Motivation is one of the most important factors in language learning. Children with a good attitude towards English are more likely to work hard and keep going when learning gets challenging.
Our exams are designed to motivate children by building their confidence step by step. We aim to bring learning to life – covering topics that children are familiar with and developing the skills they need to make friends, study and work in English.
What motivates children to learn a language?
There are two main types of motivation.
- Learning English for a particular purpose – for example to get a job, get into university, to travel.
- Learning English because you enjoy learning, having fun and making progress. This tends to be the most effective form of motivation.1
Children are also more motivated when they have a positive impression of English-speaking people and cultures. If they like the music, films or sports, they are more likely to want to learn the language.
What motivates children at different ages?
Essentially, it’s the same. Learners of all ages achieve more when they are intrinsically motivated. In other words, when the learning experience is fun, interesting and meaningful.
Children will want to learn if they have extrinsic motivation, such as getting a reward for good results, or needing English for university studies. But as Steve Jobs said: ‘The only way to do great work is to love what you do.’
How can parents influence their child’s motivation?
Research shows that parents’ attitudes towards education have a significant impact on their children’s attitudes towards learning. If you are enthusiastic about learning, it’s more likely that your child will be too.
Just like any other skill, motivation can be encouraged and improved. Children are most motivated when:
- They feel that a learning activity is interesting and meaningful.
- Give your child lots of opportunities to explore their interests and favourite play activities in English. Any language ‘work’ you do at home that is fun, varied, attention-grabbing or creative will help your child prepare for their tests and develop their English language skills in a natural, stress-free way.
- They believe that the learning activity can be successfully completed.
- It’s important to have learning activities at the right level. If an activity is far too easy or too difficult, it can be uninspiring and demoralising.
- Children have different preferences for how they take in information. Some like to listen to explanations and discuss, some like to look at diagrams and pictures, some like to actively experiment and create. Make a note of what works best – success builds motivation.
- They have some control over how to do the activity.
- It can be really motivating to have some choices. It usually encourages children to work harder and produce more creative work. It also helps them learn to take control of their own learning and be responsible for their decisions.
- They will get approval from someone they care about.
- Like everyone, children want to be ‘good’ at things and want their parents to be proud of them. Praise them to create a sense of success and encourage them when they take ‘risks’. Help them turn mistakes into opportunities for learning.

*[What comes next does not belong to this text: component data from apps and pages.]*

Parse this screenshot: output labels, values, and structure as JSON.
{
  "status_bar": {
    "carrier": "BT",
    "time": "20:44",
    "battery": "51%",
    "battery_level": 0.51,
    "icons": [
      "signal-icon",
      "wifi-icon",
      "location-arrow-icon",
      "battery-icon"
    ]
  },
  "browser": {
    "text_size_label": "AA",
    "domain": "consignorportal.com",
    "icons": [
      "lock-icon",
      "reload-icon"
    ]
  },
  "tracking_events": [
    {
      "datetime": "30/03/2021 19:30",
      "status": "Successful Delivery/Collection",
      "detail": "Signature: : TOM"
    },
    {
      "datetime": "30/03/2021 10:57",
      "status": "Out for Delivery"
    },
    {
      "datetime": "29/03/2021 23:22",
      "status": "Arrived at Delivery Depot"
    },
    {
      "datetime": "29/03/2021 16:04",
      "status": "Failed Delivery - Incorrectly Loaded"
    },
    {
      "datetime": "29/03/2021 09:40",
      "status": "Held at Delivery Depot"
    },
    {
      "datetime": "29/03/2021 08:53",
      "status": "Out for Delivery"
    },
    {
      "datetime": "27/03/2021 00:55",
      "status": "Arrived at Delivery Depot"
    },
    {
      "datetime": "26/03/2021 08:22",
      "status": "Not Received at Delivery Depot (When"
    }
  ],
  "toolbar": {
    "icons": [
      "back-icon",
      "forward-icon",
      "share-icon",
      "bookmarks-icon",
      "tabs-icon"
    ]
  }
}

- You could try saving a piece of work or videoing an activity your child has enjoyed doing. Put a date in the calendar to do the activity again. Then compare the two pieces of work and focus on your child’s achievements. This is a clear way to show your child how they are improving in their studies.
1 Forbes, Motivation Matters: 40% Of High School Students Chronically Disengaged From School (accessed 30 November 2017).